=== Input for this task ===
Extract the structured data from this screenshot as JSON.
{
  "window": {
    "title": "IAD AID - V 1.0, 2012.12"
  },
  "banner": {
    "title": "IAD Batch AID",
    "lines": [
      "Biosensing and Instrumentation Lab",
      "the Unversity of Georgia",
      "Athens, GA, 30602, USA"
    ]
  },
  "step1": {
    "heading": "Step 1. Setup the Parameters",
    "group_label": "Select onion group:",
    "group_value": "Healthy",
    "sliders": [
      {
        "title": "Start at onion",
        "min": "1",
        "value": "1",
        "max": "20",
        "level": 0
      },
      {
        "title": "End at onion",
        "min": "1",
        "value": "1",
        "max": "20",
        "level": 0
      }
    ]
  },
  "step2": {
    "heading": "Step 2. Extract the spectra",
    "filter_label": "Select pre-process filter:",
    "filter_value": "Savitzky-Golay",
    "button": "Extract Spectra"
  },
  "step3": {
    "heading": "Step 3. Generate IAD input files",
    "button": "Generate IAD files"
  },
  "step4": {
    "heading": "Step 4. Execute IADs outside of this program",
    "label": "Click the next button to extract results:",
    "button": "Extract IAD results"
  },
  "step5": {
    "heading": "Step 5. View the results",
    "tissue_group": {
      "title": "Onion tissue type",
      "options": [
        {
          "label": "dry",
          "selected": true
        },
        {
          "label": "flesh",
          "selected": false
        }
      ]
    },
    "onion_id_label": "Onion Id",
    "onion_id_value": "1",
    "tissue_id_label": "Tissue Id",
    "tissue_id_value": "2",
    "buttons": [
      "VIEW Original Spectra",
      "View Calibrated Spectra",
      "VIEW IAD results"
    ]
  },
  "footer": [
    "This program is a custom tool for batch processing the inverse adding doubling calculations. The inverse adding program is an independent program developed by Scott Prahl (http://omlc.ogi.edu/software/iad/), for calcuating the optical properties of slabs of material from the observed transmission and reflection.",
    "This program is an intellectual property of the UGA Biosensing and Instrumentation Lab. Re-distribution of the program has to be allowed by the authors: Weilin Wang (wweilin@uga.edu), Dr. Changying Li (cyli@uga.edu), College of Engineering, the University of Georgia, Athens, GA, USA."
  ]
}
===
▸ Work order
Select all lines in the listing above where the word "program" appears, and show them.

▸ Output for this exercise
    "heading": "Step 4. Execute IADs outside of this program",
    "This program is a custom tool for batch processing the inverse adding doubling calculations. The inverse adding program is an independent program developed by Scott Prahl (http://omlc.ogi.edu/software/iad/), for calcuating the optical properties of slabs of material from the observed transmission and reflection.",
    "This program is an intellectual property of the UGA Biosensing and Instrumentation Lab. Re-distribution of the program has to be allowed by the authors: Weilin Wang (wweilin@uga.edu), Dr. Changying Li (cyli@uga.edu), College of Engineering, the University of Georgia, Athens, GA, USA."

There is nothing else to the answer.